Yes - and many hundreds of other things as well, some of which you probably do every day.

In some circles there is a lot of rhetoric about Christians being obliged to obey the commands in the Bible, but nobody obeys all of them. There are so many that precious few people know what they all are. In practice, what happens is that the people who claim to be loyal to the Bible's teaching just focus on a few commands and ignore the others. This is because some Protestant groups have inherited the contradictions in early Reformation theories of the Bible.

More on biblical interpretation

So: how do we decide which of the commands in the Bible we should obey today? The Bible doesn't give us guidelines for deciding. In practice Christians are guided both by tradition and by the insights of their own culture. We balance different authorities against each other.

Very few texts in the Bible even mention same-sex partnerships. They are as follows.

Genesis 19

Angels visit Lot at his home in Sodom.

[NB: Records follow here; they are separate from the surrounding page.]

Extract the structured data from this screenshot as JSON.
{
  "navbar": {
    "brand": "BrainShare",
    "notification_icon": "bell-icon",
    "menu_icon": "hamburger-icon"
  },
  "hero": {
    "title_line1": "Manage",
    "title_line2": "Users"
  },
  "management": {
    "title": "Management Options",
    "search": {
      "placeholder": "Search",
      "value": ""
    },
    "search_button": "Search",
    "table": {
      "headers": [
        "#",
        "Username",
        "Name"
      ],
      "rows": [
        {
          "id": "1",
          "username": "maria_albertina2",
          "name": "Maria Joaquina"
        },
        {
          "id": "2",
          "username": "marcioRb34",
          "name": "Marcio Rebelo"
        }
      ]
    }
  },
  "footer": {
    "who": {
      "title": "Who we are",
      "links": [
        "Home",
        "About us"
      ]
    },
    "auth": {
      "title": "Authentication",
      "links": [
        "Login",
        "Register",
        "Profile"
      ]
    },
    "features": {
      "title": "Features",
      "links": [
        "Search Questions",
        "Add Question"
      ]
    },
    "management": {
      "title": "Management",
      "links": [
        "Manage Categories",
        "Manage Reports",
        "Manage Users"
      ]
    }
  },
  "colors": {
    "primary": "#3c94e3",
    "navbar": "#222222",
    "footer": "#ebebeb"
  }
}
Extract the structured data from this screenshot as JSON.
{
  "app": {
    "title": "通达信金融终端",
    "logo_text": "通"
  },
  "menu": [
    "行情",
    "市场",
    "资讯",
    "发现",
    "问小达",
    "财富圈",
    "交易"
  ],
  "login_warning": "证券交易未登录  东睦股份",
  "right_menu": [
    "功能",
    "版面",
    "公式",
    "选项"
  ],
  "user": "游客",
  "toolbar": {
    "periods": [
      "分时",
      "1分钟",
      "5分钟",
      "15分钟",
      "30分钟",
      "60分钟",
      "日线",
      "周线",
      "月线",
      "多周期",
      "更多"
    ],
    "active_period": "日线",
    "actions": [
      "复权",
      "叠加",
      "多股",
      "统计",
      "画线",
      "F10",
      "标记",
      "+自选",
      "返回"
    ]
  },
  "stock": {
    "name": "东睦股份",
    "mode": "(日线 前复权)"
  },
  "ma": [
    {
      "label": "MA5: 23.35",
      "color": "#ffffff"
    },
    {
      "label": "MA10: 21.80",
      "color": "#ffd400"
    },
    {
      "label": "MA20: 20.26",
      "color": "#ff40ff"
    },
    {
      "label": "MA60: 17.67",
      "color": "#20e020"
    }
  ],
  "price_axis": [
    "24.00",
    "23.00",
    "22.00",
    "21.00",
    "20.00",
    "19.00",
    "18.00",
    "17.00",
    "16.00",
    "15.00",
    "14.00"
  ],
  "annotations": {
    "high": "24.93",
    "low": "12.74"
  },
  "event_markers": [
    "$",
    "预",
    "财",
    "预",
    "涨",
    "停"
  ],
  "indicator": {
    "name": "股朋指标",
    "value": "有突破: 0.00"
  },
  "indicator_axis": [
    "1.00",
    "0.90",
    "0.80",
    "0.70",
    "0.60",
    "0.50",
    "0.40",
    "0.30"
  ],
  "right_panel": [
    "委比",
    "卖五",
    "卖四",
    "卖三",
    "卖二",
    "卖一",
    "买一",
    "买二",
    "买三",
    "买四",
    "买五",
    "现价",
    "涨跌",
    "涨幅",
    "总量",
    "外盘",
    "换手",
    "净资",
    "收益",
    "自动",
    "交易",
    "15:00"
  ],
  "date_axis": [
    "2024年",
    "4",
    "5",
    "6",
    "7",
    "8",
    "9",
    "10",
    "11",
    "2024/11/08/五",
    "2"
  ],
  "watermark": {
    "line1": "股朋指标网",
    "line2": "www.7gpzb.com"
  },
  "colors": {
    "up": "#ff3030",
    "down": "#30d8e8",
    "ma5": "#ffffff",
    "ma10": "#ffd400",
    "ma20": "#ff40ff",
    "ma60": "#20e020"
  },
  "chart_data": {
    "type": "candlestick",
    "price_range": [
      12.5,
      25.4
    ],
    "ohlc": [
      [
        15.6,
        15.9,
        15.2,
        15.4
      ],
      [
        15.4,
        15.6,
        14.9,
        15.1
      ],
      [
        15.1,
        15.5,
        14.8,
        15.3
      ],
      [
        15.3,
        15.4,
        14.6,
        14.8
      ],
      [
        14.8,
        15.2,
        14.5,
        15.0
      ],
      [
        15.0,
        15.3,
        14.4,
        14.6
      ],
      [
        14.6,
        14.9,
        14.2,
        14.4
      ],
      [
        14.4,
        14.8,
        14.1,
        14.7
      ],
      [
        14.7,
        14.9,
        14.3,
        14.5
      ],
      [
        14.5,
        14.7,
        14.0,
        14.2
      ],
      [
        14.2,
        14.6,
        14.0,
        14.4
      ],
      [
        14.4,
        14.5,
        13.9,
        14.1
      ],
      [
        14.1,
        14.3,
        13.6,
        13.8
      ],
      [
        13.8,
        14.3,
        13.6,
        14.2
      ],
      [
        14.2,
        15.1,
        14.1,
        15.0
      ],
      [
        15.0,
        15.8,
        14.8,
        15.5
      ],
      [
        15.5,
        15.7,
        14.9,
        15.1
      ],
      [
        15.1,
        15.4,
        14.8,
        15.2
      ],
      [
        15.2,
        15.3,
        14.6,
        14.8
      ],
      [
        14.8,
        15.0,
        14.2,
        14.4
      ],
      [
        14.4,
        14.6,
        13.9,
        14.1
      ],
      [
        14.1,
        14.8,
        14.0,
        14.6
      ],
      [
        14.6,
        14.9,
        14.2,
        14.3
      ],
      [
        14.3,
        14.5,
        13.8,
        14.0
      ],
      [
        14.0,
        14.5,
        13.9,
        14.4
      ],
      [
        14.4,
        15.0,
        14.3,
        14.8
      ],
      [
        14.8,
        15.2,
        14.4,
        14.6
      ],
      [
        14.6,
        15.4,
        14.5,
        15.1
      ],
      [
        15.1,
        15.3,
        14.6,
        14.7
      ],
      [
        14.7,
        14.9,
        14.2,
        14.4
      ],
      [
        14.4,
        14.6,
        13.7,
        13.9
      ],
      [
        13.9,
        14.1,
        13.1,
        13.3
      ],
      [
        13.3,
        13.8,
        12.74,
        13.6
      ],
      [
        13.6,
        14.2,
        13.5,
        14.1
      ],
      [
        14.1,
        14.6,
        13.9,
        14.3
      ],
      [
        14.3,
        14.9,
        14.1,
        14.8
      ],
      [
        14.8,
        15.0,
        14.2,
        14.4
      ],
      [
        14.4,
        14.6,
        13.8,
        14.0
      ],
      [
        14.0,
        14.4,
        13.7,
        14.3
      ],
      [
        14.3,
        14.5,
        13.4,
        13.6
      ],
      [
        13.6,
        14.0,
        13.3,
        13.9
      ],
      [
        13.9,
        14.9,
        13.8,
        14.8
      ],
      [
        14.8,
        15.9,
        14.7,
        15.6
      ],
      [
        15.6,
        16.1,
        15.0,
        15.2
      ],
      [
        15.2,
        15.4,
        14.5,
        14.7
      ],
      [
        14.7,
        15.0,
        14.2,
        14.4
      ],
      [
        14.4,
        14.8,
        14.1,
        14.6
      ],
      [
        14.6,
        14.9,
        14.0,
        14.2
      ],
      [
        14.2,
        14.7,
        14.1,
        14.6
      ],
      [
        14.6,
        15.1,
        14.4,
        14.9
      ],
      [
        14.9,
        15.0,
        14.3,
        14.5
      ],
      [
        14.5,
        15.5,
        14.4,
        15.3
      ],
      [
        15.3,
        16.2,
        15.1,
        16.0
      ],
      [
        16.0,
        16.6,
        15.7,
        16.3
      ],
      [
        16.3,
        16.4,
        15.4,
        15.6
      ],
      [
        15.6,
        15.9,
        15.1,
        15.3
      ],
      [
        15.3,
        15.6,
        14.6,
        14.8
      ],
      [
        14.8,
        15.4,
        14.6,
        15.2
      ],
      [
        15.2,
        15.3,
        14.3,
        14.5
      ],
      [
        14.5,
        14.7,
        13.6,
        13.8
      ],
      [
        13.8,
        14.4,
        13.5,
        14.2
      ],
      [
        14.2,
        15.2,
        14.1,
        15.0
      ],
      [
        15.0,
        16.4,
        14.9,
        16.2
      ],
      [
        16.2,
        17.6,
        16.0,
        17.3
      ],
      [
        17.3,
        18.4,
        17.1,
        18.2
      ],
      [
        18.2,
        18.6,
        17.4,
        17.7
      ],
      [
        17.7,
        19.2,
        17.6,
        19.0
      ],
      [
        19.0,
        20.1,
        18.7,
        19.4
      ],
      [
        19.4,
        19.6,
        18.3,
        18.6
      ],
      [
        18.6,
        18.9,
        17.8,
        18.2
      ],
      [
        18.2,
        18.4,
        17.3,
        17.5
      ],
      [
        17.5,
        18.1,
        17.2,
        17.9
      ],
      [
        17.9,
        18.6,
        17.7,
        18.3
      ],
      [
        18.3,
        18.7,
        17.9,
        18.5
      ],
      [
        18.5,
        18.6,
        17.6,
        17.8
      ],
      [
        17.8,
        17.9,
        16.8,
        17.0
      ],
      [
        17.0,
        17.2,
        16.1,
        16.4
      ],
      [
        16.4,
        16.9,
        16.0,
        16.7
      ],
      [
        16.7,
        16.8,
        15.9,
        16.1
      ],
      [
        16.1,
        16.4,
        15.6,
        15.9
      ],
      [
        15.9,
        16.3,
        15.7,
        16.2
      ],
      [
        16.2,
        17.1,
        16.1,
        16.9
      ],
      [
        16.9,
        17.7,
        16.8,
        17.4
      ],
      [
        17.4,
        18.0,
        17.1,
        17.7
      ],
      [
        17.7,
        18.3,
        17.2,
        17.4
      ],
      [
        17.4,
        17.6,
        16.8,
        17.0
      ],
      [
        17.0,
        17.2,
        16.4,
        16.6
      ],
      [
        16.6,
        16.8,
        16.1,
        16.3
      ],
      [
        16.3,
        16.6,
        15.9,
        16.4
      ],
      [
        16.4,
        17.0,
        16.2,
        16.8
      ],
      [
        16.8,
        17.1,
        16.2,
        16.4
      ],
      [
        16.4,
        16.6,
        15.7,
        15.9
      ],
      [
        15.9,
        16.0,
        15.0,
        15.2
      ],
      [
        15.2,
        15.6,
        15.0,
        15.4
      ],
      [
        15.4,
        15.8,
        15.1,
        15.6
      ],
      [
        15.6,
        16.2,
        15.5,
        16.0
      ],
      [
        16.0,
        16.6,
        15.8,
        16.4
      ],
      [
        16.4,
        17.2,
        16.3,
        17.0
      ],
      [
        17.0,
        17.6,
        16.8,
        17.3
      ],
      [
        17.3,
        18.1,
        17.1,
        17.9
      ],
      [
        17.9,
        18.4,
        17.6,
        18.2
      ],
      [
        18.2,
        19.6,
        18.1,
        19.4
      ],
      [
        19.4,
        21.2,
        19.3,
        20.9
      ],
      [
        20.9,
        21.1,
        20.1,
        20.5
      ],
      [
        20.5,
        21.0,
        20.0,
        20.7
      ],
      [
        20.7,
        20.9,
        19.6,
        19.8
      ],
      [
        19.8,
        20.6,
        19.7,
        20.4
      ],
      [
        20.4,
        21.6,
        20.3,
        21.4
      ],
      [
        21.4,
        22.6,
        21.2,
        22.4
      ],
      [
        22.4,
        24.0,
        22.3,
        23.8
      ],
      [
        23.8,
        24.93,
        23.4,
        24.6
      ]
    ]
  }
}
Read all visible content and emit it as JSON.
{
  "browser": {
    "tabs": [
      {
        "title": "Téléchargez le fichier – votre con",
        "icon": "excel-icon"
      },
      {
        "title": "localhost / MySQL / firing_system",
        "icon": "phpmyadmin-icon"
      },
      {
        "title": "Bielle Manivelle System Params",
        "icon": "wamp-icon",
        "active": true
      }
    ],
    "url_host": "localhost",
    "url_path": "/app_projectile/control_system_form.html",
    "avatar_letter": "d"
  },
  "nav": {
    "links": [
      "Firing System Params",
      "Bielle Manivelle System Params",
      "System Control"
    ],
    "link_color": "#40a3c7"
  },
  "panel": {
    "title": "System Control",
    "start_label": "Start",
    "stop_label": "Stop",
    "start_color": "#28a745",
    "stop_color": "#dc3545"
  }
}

The locals call out to Lot 'Bring them out to us, that we may know them'. He thinks that would be dreadful, and invites them to rape his daughters instead.

The majority of Hebrew scholars think what is being condemned is gang rape of people with a particular social status as honoured guests. The text does not imply any more general condemnation of gay sex. Elsewhere in the Old Testament, where the word 'Sodomite' is used it just means someone who lives in Sodom.

This story has a parallel in Judges 19.

Leviticus

You shall not lie with a male as with a woman: it is an abomination (18:22)
If a man lies with a male as with a woman, both of them have committed an abomination; they shall be put to death (20:13).

These texts clearly condemn gay sex acts as 'abominations'. They are contained within the 'Holiness Code' which laid down laws specifically to distinguish Jews as a 'holy nation' from their neighbours. It forbids many other 'abominations' like eating certain kinds of animals, sowing a field with two kinds of seed and wearing clothes made up of more than one kind of material (19:19, 20:25).

Deuteronomy 23:17-18

This text condemns male-to-male cultic prostitution. A recent Church of England publication, Some Issues In Human Sexuality, argues that in the ancient near east cultic prostitution was the most culturally acceptable form of homosexuality (because it was the command of a god) and for the Old Testament to condemn it implies at least as much condemnation of other forms of homosexuality. Other ethicists argue the reverse: in the case of females, the Old Testament is more strongly opposed to cultic prostitution than to independent prostituion precisely because of the association with gods other than the god of Israel.

Romans 1:26-27

26 For this reason God gave them up to degrading passions. Their women exchanged natural intercourse for unnatural, 27  and in the same way also the men, giving up natural intercourse with women, were consumed with passion for one another. Men committed shameless acts with men and received in their own persons the due penalty for their error.

This is part of a long rhetorical passage by Paul, condemning other people in general terms for turning away from God's law - which he thinks pagans as well as Jews should have known. In this text he treats lesbian and gay sex as contrary to both the natural order and God's will. Many Jews of his time will have been equally disgusted by some of the practices of Romans and Greeks.

Today the evidence indicates that although same-sex activity is unnatural for most people, for some it is natural. Recent research indicates that this is true not only of humans, but also of animals, birds and even some fish.

1 Corinthians 6:9

In this text there is an issue about how to translate the relevant Greek words:

Fornicators, idolaters, adulterers, malakoi, arsenokoitai, thieves, the greedy, drunkards, revilers, robbers - none of these will inherit the kingdom of God.

The New Revised Standard Version of the Bible translates the relevant words 'male prostitutes' and 'sodomites'. Unfortunately it is impossible to establish exactly what Paul meant. The first is a common word with a wide range of meanings. The second is rare and vulgar, literally meaning 'man-bedder'. The Greek of his time had a much wider range of words for sexual acts than modern English has, and the acts being condemned may have been more specific than English terms like 'homosexuality' would imply. It is also possible that Paul did not intend to be precise in his condemnations.

Arsenokoitai are condemned again in 1 Timothy 1:10.

Summary

In the Bible gay and lesbian sex is rarely mentioned and is never a significant issue. Where it is mentioned it is condemned, but that is true of many hundreds of things we no longer condemn today.
If we want to know the reasons for the current emphasis on condemning it, we need to look at what is going on in society today, not at what the Bible says.